The following is another guest post from Jane Matthews.
Christmas cards in the shops by September, summer fashion on the rails by January: it’s no wonder most of us feel time is out of our control when the world around is so desperate to hurry us along.
And then there’s the reality of our multi-role, multi-tasking, over-committed everyday lives. With a To Do list longer than a Dan Brown blockbuster time becomes the enemy. How much can we squeeze from every 24 hours? How much can we force from ourselves?
As we hurtle from one thing to the next the one thing that unites us is the complaint that there is never enough time.
Instead of getting swept along on the business-led bandwagon that views time management as teaching us how to cram even more into every day, to keep yet more balls in the air, it’s worth trying some alternative time management techniques.
The suggestions below are ways of slowing, or even stopping the clock for a while, and making a friend of the minutes in every one of your days.
Who’s got the remote control?
Sometimes it seems as if everyone wants a piece of us, more so than ever since we began our love affair with mobile phones, email and the exploding world of social media. Feeling out of control is one of the biggest causes of stress and if you’re not controlling your own time your boss/colleagues/relatives will happily control it for you. For the sake of your sanity, learn how to switch off and make yourself unavailable. Diary blocks of time when you can’t be reached or distracted by the ping of another email but can choose how you spend your time.
Another way in which time gets away from us is our habit of thinking endlessly about the future. You see it at work with the To Do list. Even before we’ve completed one task our thoughts are racing ahead to the other 10 things we swore we’d do before dropping exhausted into bed, ready to do it all again the next day.
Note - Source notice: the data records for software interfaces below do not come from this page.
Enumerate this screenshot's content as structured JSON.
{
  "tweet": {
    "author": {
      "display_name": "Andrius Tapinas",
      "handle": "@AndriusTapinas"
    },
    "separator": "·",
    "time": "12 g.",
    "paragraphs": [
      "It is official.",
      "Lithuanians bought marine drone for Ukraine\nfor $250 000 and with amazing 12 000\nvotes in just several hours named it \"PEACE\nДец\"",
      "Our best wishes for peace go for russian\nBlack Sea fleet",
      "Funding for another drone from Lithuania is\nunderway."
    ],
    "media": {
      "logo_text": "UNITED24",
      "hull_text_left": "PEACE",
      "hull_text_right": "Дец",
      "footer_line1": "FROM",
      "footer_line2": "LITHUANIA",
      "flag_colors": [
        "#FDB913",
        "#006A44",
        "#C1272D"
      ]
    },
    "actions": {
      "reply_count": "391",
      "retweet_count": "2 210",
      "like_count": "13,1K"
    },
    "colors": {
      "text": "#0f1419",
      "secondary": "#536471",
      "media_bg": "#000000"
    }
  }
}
In order to get more from the moment you’re in you need to learn the mental trick of seeing your workload as made up of one thing at a time. As you tackle each task, keep your focus only on that until it’s completed. And when you’re done, don’t move to the next thing on your agenda before you’ve appreciated yourself for completing that task. Tell yourself, you are only ever dealing with one deadline.
Ring the changes
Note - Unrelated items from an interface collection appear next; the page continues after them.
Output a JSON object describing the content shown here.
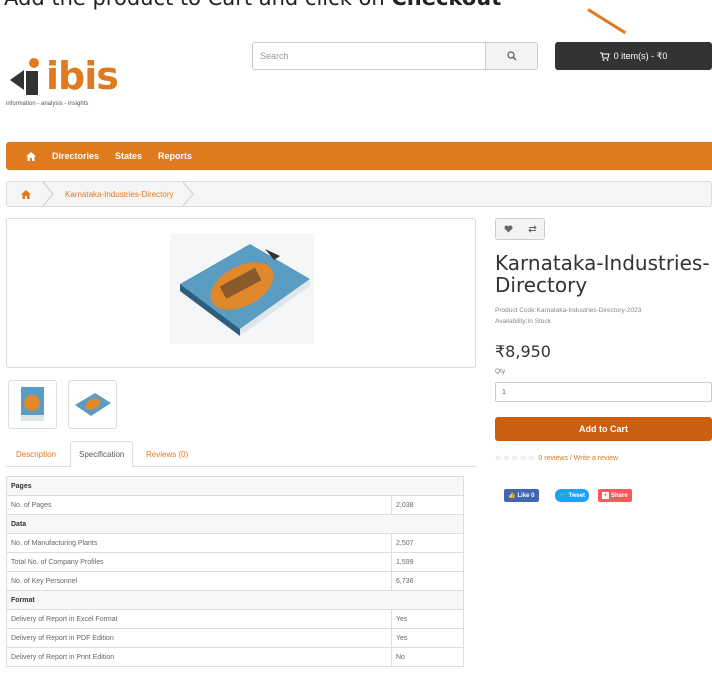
{
  "caption": {
    "prefix": "Add the product to Cart and click on ",
    "bold": "Checkout"
  },
  "header": {
    "logo_text": "ibis",
    "tagline": "information - analysis - insights",
    "search_placeholder": "Search",
    "cart_label": "0 item(s) - ₹0"
  },
  "nav": {
    "items": [
      "Directories",
      "States",
      "Reports"
    ]
  },
  "breadcrumb": {
    "current": "Karnataka-Industries-Directory"
  },
  "tabs": [
    "Description",
    "Specification",
    "Reviews (0)"
  ],
  "spec": {
    "groups": [
      {
        "name": "Pages",
        "rows": [
          {
            "label": "No. of Pages",
            "value": "2,038"
          }
        ]
      },
      {
        "name": "Data",
        "rows": [
          {
            "label": "No. of Manufacturing Plants",
            "value": "2,507"
          },
          {
            "label": "Total No. of Company Profiles",
            "value": "1,599"
          },
          {
            "label": "No. of Key Personnel",
            "value": "6,736"
          }
        ]
      },
      {
        "name": "Format",
        "rows": [
          {
            "label": "Delivery of Report in Excel Format",
            "value": "Yes"
          },
          {
            "label": "Delivery of Report in PDF Edition",
            "value": "Yes"
          },
          {
            "label": "Delivery of Report in Print Edition",
            "value": "No"
          }
        ]
      }
    ]
  },
  "product": {
    "title": "Karnataka-Industries-Directory",
    "code": "Product Code:Karnataka-Industries-Directory-2023",
    "availability": "Availability:In Stock",
    "price": "₹8,950",
    "qty_label": "Qty",
    "qty_value": "1",
    "add_to_cart": "Add to Cart",
    "reviews_link": "0 reviews / Write a review",
    "rating": 0
  },
  "social": {
    "like": "Like 0",
    "tweet": "Tweet",
    "share": "Share"
  },
  "colors": {
    "accent": "#e07a1f",
    "dark": "#333333",
    "cart_button": "#c95f0f"
  }
}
Childhood is a time of discovery, of seeing, experiencing and feeling so many things for the very first time. Unlike adult life where we often feel one day is much the same as the one before, each week merging into an indistinguishable parade of routine and sameness.
One of the reasons time slows down when we’re away is because our routine has been abandoned. For most of us there’ll always be an element of routine to our days but it’s easy enough to recapture a little of that childhood magic by varying your daily patterns in small ways. Take another route to work, or walk instead of driving; go out for dinner midweek; sit in a different armchair; abandon the usual day outfit for jeans; sleep on the other side of the bed…
You’ll find any time you venture out of the rut you may be in will have the magical effect of slowing time a little.
Take time out
“But that’s the last thing I can afford to do”, you cry, before returning to the grindstone. Wrong. When you’re really busy you can’t afford not to take 10-15 minutes out every day for quiet reflection. Whether you spend it meditating, going for a walk, or locking yourself away where no-one can reach you, this is when your ‘inner wisdom’ can get itself heard through all the other babble and you’ll find constructive thoughts, ideas and understandings popping into your mind – saving you time and grief in the end.
Finally, remind yourself often that there’s a world of difference between urgent and important. The chances are you haven’t written ‘spend more time with loved ones’, ‘write a poem’ or ‘collect conkers’ on your To Do list because they’re not urgent. But it’s possible some of those things may contribute more to your enjoyment of your time than anything else on the list. Let’s face it, as soon as we get through one list there’s always another one waiting. Whereas not making time for what you love, for the things that bring you alive, is the fastest route to allowing your life to pass you by.
Jane Matthews is a writer, whose next book, The Best Year of Your Life – on how small changes can make a big difference – is published in 2010. She runs workshops in self esteem and Heal Your Life, Achieve Your Dreams. For details of these, and her other books, see http://www.smallbooks.co.uk. Check out her blog at http://someonenicer.wordpress.com. Or follow her on twitter @janematthews